If no evidence of withdrawal, inject 0.6 mg NARCAN.
Observe for an additional 20 minutes.
Administer 0.8 mg NARCAN.
Observe for 20 minutes for signs or symptoms of withdrawal.
Note: Individual patients, especially those with opioid dependence, may respond to lower doses of NARCAN. In some cases, 0.1 mg I.V. NARCAN has produced a diagnostic response.
Interpretation of the Challenge Monitor vital signs and observe the patient for signs and symptoms of opioid withdrawal. These may include, but are not limited to: nausea, vomiting, dysphoria, yawning, sweating, tearing, rhinorrhea, stuffy nose, craving for opioid, poor appetite, abdominal cramps, sense of fear, skin erythema, disrupted sleep patterns, fidgeting, uneasiness, poor ability to focus, mental lapses, muscle aches or cramps, pupillary dilation, piloerection, fever, changes in blood pressure, pulse or temperature, anxiety, depression, irritability, back ache, bone or joint pains, tremors, sensations of skin crawling or fasciculations. If signs or symptoms of withdrawal appear, the test is positive and no additional NARCAN should be administered.

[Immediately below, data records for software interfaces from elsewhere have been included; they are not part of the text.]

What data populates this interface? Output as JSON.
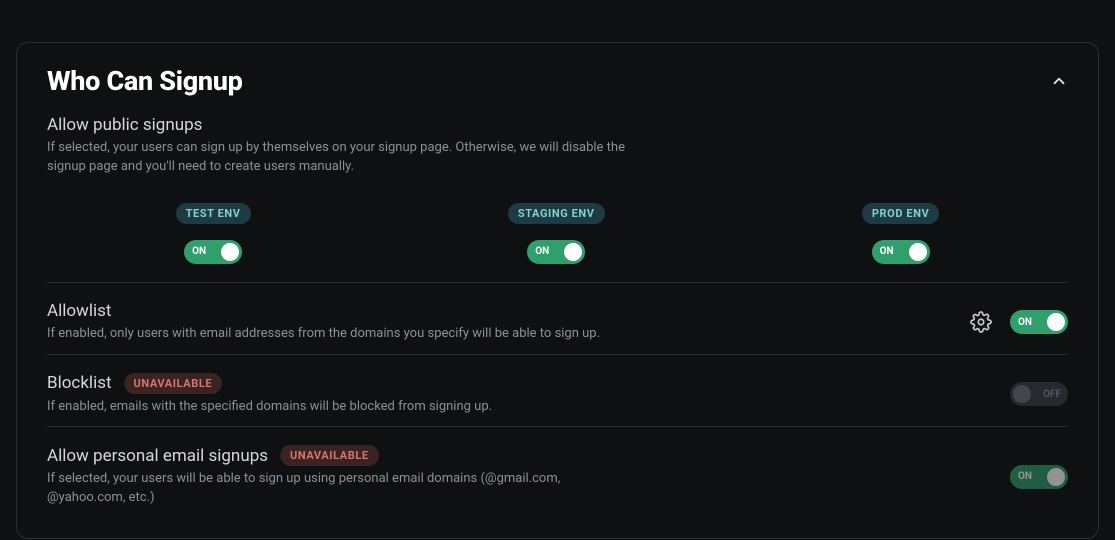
{
  "section": {
    "title": "Who Can Signup"
  },
  "public_signups": {
    "title": "Allow public signups",
    "desc": "If selected, your users can sign up by themselves on your signup page. Otherwise, we will disable the signup page and you'll need to create users manually."
  },
  "envs": [
    {
      "label": "TEST ENV",
      "state": "ON"
    },
    {
      "label": "STAGING ENV",
      "state": "ON"
    },
    {
      "label": "PROD ENV",
      "state": "ON"
    }
  ],
  "allowlist": {
    "title": "Allowlist",
    "desc": "If enabled, only users with email addresses from the domains you specify will be able to sign up.",
    "state": "ON"
  },
  "blocklist": {
    "title": "Blocklist",
    "badge": "UNAVAILABLE",
    "desc": "If enabled, emails with the specified domains will be blocked from signing up.",
    "state": "OFF"
  },
  "personal": {
    "title": "Allow personal email signups",
    "badge": "UNAVAILABLE",
    "desc": "If selected, your users will be able to sign up using personal email domains (@gmail.com, @yahoo.com, etc.)",
    "state": "ON"
  }
}
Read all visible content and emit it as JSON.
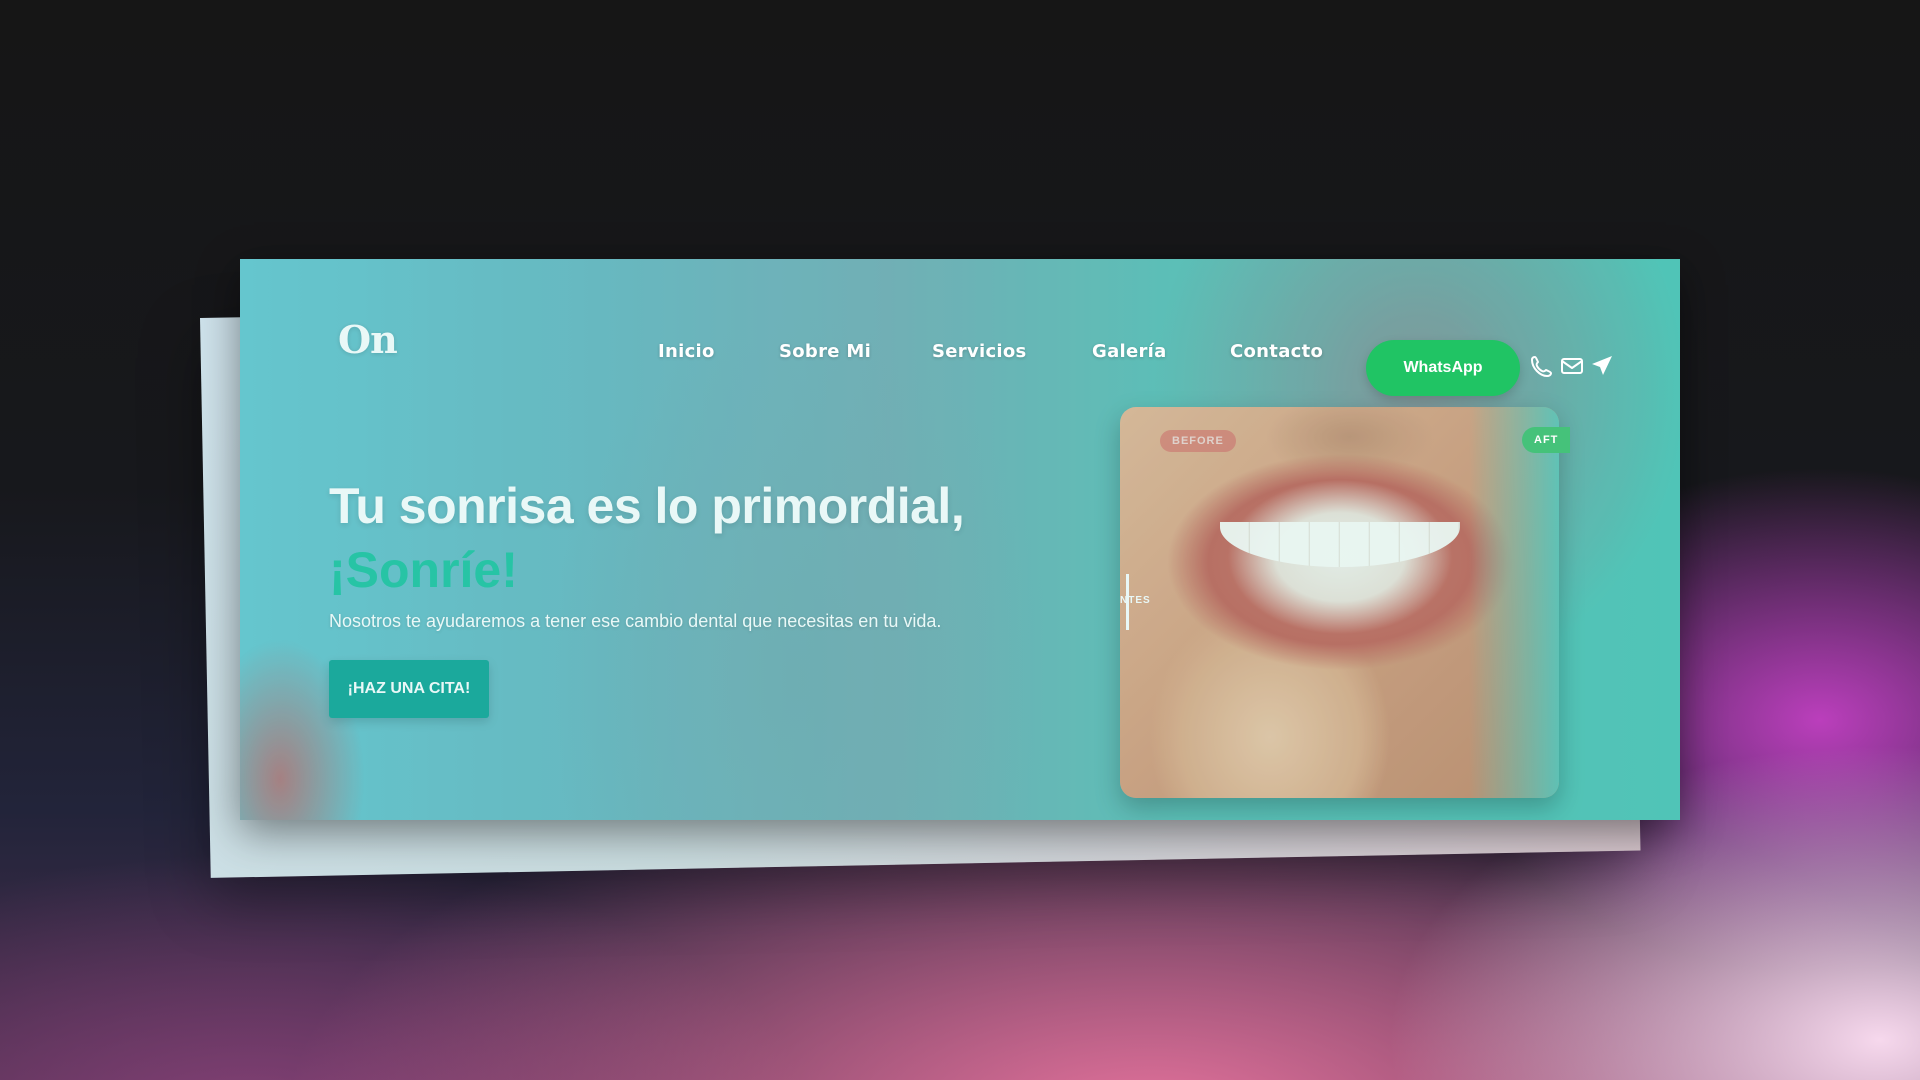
{
  "logo": "On",
  "nav": {
    "items": [
      {
        "label": "Inicio"
      },
      {
        "label": "Sobre Mi"
      },
      {
        "label": "Servicios"
      },
      {
        "label": "Galería"
      },
      {
        "label": "Contacto"
      }
    ],
    "whatsapp_label": "WhatsApp"
  },
  "contact_icons": [
    "phone-icon",
    "mail-icon",
    "send-icon"
  ],
  "hero": {
    "headline": "Tu sonrisa es lo primordial,",
    "accent": "¡Sonríe!",
    "subtext": "Nosotros te ayudaremos a tener ese cambio dental que necesitas en tu vida.",
    "cta_label": "¡HAZ UNA CITA!"
  },
  "comparison": {
    "before_label": "BEFORE",
    "after_label": "AFT",
    "slider_label": "NTES"
  },
  "colors": {
    "accent": "#27c6a4",
    "whatsapp": "#20c464",
    "cta": "#1aa79a"
  }
}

Septic Shock The optimal dosage of NARCAN or duration of therapy for the treatment of hypotension in septic shock patients has not been established (see CLINICAL PHARMACOLOGY ).
Opioid Overdose - Known or Suspected The usual initial dose in children is 0.01 mg/kg body weight given I.V. If this dose does not result in the desired degree of clinical improvement, a subsequent dose of 0.1 mg/kg body weight may be administered. If an I.V. route of administration is not available, NARCAN may be administered I.M. or S.C. in divided doses. If necessary, NARCAN can be diluted with sterile water for injection.
Postoperative Opioid Depression Follow the recommendations and cautions under Adult Postoperative Depression . For the initial reversal of respiratory depression, NARCAN should be injected in increments of 0.005 mg to 0.01 mg intravenously at two- to three-minute intervals to the desired degree of reversal.
Usage in Neonates
Opioid-induced Depression The usual initial dose is 0.01 mg/kg body weight administered I.V., I.M., or S.C. This dose may be repeated in accordance with adult administration guidelines for postoperative opioid depression.
NARCAN (naloxone hydrochloride injection, USP) for intravenous, intramuscular and subcutaneous administration is available as:
Store at controlled room temperature 15°-30°C (59°-86°F).
Protect from excessive light.
Store in carton until contents have been used.
CAUTION: Federal (USA) law prohibits dispensing without prescription.
NARCAN® is a Registered Trademark of Endo Pharmaceuticals Inc.
Copyright © Endo Pharmaceuticals Inc. 1998